We were rewriting Sleeping Beauty. The group first made a thicket of thorns, ink-drawing an armful of thorn bush branches that Lois had brought in. Then they retold the fight through the thicket of thorns and awakening the palace of sleepers in Sleeping Beauty.
At first we joked about the story and there was some concern that we were asking people to be silly, childish. But these are old, old stories. They've been passed from storyteller to storyteller by word of mouth for uncounted years before they were ever written down or Disney-fied. The reason they've survived is that they're built to last. They have resistance to adversity encoded deep within, just like the group themselves. As people wrote and drew, the intensity of their involvement grew until it seemed as if they were spell-casting.

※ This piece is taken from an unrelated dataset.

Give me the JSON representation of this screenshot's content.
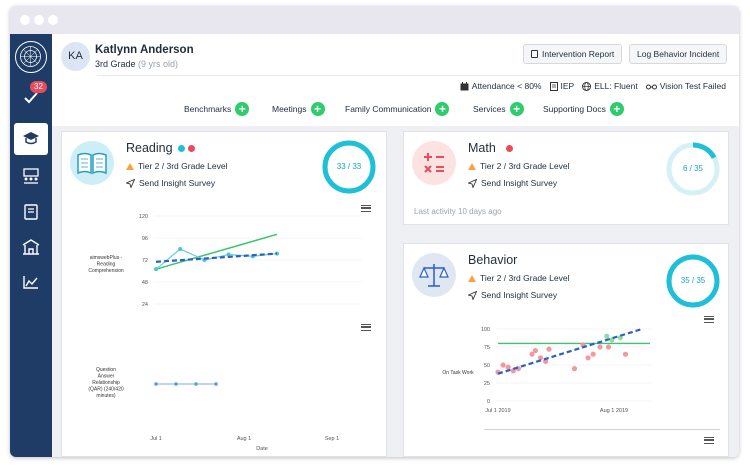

They entered the story they wove. They told of their own childhoods ("you wouldn't call my family nice") and also of their children. Very quietly, tears were shed as people made this work. And the demons of loneliness and hurt and despair showed up as they often do. But - as humans have done for thousands of years - we gathered together and told stories to keep the demons at bay.